14 Tactics to Deal with a Complex Problem


Här kommer en liten blogg-bonus på engelska delvis sammanfattad från iPad-projektet. En väldigt ovetenskaplig sammanställning av olika taktiker för hur man kan lösa komplexa problem i organisationen.

/ Martin Claesson

A complex problem is not necessarily something bad. Some problems arise from the opportunity to make improvements, while others emerge from the need to address failing processes or bad results. I personally embrace complex problems because I think it makes my office hours worthwhile to see how different approaches and tactics can bring the organization forward. Being able to spot a problem is of course the key, something that requires vision, qualification and guts. It’s a skill not always preferable for your career, depending on your employer, so it could be wise to package every identified problem with some tactics on how to deal with it. Finding and fixing a problem could prove invaluable to your organization but without a solution you’re just the person who dug up the dirt. For great problem spotters/solvers sometimes the solution is already available in their tool box, they just need to find the right problem for it and apply some tactics.

So here’s 14 tactics to deal with a complex problem that you could choose from. My personal favourites are Ignore and Spend, but reality many times restricts me to Duct tape and the Do-it-yourself tactic (that I deliberately left out because it’s not really a tactic is it?), while Grow is probably the best long-term approach. Go ahead and try some or all of them, if they don’t work you’re probably doing it wrong.


Ignore – Some problems are just best left alone. Ask yourself is this is a situation that need fixing now or if there are more important things to focus on, then go do that. Whenever you come back to the issue the problem might already have been solved.

Duct tape – Make a temporary solution that will keep things running for now until you can apply other tactics. A cheap option that will work if you need to fix things instantly or your problem is limited to a certain time frame.

Invent – Get someone to solve the problem by creating a completely new solution. This could be a risky and costly approach and applies to unusual problems that resemble few others. Only do this to problems that affect your organization over a longer time period.

Piggy back – Go with someone else’s solution. It’s probably not necessary to buy a rocket if you just need a ride to the stars. This is a relatively cheap option that doesn’t give you full control over the solution but makes it happen.

Offspring – Spin off the problem to someone else who has to take ownership, maybe you’re the wrong person to deal with it if you just tweak it a little bit. There is also an option, though expensive, to create a new position to deal with a reoccurring problem.
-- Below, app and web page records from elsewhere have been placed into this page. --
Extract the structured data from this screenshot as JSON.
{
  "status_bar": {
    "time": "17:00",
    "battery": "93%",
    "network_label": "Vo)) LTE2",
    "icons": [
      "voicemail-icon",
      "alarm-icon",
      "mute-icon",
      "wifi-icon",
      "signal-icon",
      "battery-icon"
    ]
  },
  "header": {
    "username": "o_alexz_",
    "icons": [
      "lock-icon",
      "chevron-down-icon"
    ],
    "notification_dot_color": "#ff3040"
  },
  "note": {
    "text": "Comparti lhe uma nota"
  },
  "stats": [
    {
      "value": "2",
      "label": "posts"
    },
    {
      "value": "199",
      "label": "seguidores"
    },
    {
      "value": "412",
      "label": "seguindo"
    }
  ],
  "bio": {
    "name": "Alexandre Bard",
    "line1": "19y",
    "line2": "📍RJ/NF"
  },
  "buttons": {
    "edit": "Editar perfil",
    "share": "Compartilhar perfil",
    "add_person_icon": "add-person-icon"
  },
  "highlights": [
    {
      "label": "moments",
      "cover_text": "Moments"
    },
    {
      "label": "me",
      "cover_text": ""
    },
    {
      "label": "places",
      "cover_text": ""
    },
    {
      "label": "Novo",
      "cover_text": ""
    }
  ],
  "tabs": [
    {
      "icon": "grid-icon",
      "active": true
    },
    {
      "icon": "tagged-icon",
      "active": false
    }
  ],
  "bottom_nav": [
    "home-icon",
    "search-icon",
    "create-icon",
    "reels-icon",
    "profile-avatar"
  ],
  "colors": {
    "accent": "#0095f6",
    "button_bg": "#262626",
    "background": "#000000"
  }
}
Jam – Gather a good crew and sit down for a dedicated but limited period, preferably outside the office. Have everyone in the crew bring their ideas and perspectives on how to solve the problem. Don’t leave without at least a few threads to follow.

Lead – Appoint or create strong leadership to get everyone focused and on the same track when dealing with the problem. This is a power approach that could be useful if you identify that the key competencies to solve the problem are already in place.

Full court press – Have everyone in your organization or department address the problem for a short and limited time. This could be seen as a desperate tactic but deployed correctly it can also have positive side effects on  your organization by getting everyone involved in important processes.

Story – Some problems need to be looked at thoroughly to be understood. By investigating the past and envisioning the wanted state (future) it could be possible to fill in the gaps to find a feasible solution.

Mash – Try to solve the problem by combining already existing resources. Many solutions are already within your grasp if you are just able to see the opportunities and connect the right ends of resources and systems together.

Spend – Some problems go away by throwing money at them. It’s usually wise to know how and why you are doing it too.

Replicate – Your problem is probably not unique, someone else is likely to have already solved it (or died trying). Get the best parts of that person’s work (as long as it’s not patented) and leave the rest.

Invite – Look for someone to partner you in finding a solution. Maybe someone else could also gain from getting rid of the problem or through the process of dealing with it.

Grow – Make your organization aware of the problem and have it self-organize and grow around it to create a solution. This is a great tactic for organizations who are often dealing with complex problems but it requires you to have qualified and adaptable personnel at your disposal. And don’t expect things to happen overnight.